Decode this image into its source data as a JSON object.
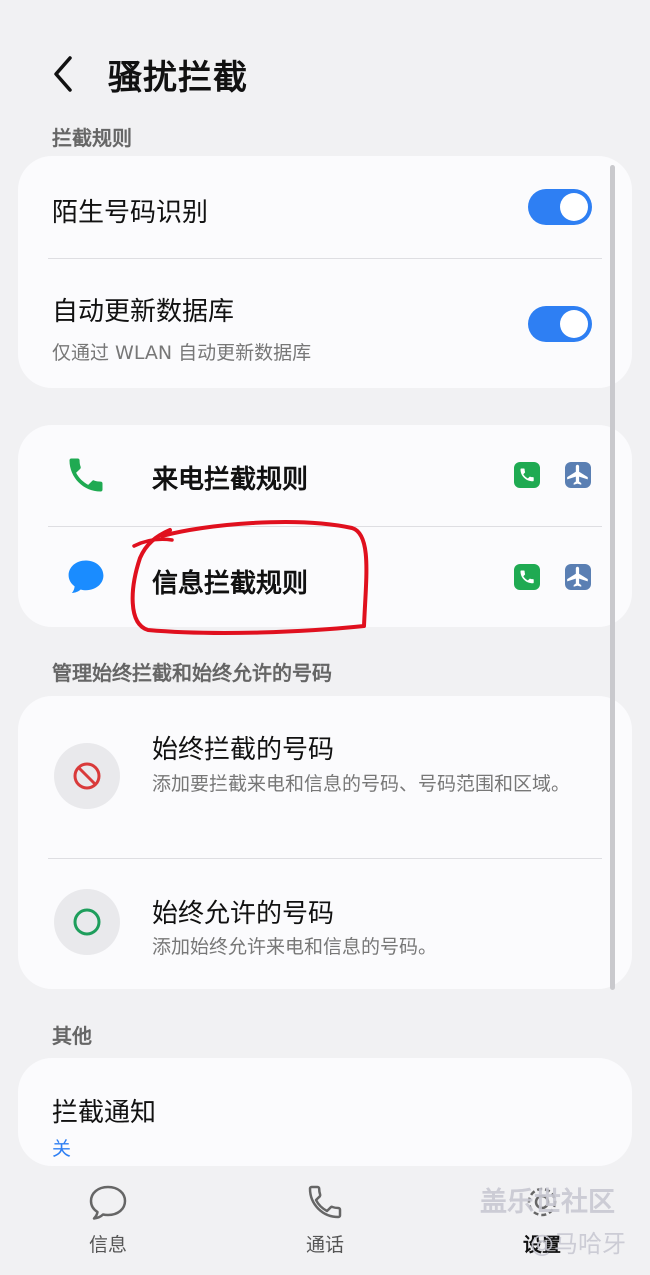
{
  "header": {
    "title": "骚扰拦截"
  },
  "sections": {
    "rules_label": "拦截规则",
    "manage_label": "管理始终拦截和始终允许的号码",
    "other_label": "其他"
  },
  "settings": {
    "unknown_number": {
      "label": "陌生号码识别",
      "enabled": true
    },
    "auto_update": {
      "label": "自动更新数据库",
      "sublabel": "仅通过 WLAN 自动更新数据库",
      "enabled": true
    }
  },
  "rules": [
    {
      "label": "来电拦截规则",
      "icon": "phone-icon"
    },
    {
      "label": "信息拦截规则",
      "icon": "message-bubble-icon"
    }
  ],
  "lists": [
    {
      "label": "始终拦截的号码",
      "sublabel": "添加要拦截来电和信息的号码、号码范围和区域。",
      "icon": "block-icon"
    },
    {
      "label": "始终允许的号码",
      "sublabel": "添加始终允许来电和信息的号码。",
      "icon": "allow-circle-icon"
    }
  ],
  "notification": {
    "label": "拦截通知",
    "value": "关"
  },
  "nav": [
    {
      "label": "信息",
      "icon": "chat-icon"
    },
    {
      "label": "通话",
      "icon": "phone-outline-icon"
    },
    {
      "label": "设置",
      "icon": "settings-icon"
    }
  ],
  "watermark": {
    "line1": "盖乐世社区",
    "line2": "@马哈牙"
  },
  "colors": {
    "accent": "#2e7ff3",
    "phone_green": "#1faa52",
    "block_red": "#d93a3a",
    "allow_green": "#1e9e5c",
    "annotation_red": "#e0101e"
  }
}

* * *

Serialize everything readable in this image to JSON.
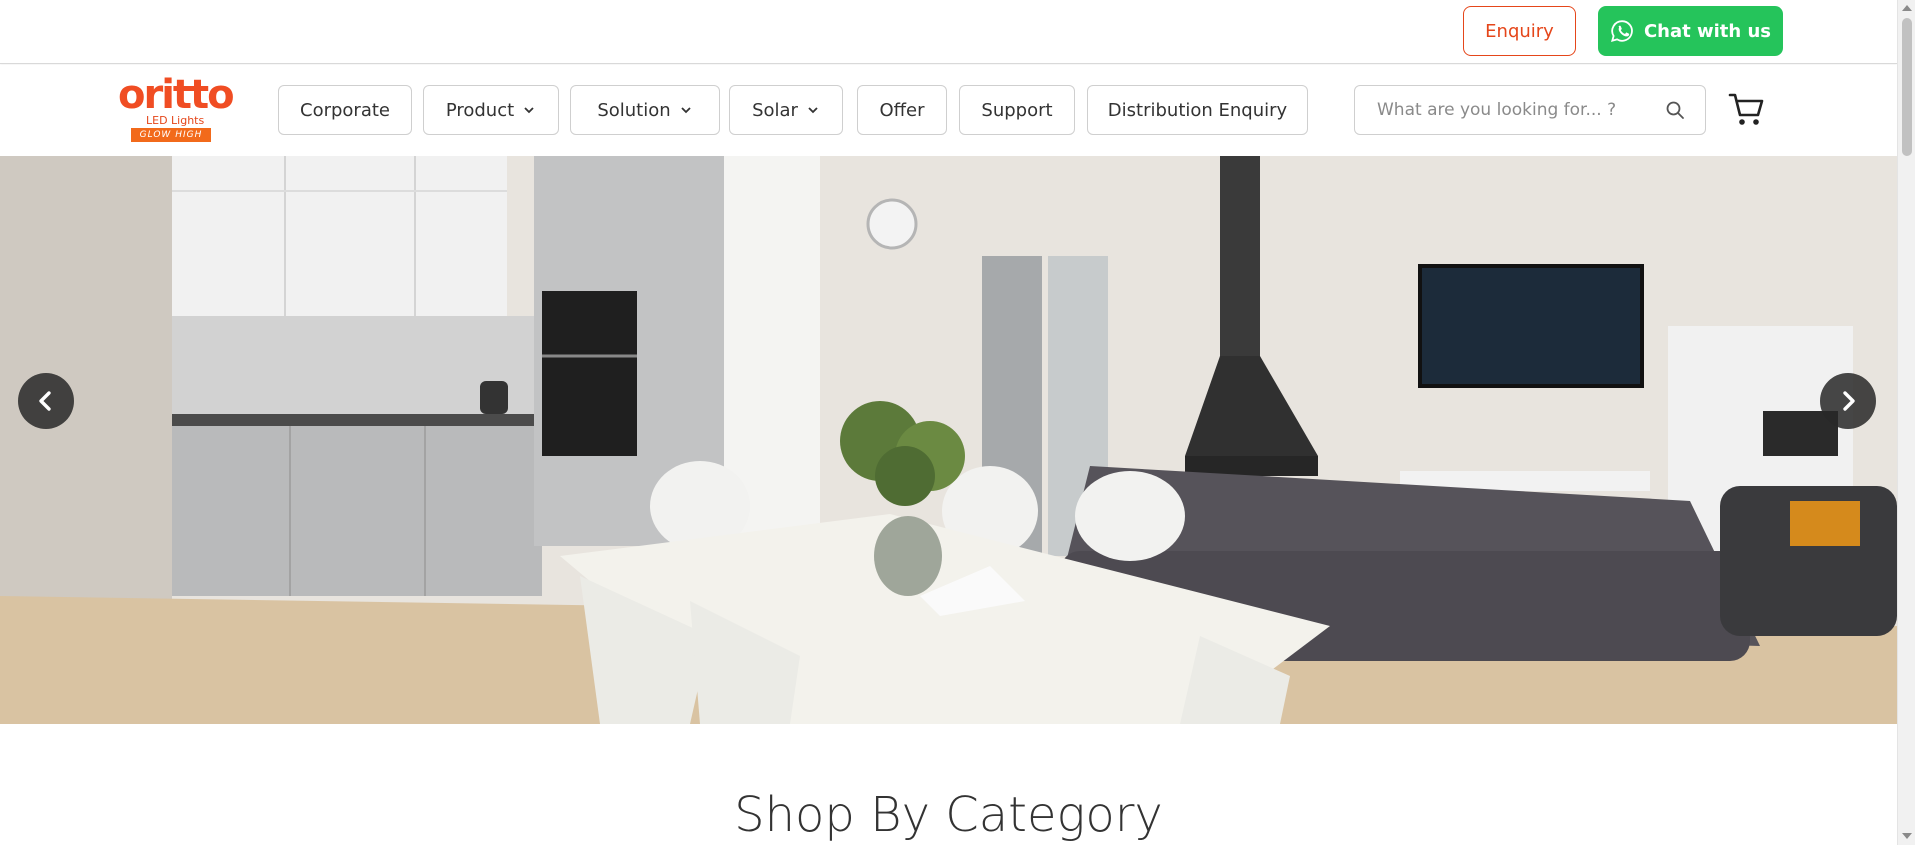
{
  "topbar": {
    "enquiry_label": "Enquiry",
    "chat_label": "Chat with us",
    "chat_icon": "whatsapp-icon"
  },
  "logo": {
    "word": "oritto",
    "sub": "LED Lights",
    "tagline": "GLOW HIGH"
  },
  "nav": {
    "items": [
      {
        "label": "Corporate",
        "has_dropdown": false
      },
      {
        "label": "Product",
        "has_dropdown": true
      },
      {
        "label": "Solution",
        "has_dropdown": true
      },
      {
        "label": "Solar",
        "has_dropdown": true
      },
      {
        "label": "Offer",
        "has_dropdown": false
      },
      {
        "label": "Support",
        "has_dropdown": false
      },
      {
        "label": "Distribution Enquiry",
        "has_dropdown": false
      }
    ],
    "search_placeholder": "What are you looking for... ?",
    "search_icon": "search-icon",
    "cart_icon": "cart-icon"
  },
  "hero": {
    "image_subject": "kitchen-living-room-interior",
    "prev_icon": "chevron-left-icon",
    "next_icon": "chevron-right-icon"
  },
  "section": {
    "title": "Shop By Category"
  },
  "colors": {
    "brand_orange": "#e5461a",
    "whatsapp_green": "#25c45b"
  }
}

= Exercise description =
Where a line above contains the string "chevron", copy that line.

= Response below =
    "prev_icon": "chevron-left-icon",
    "next_icon": "chevron-right-icon"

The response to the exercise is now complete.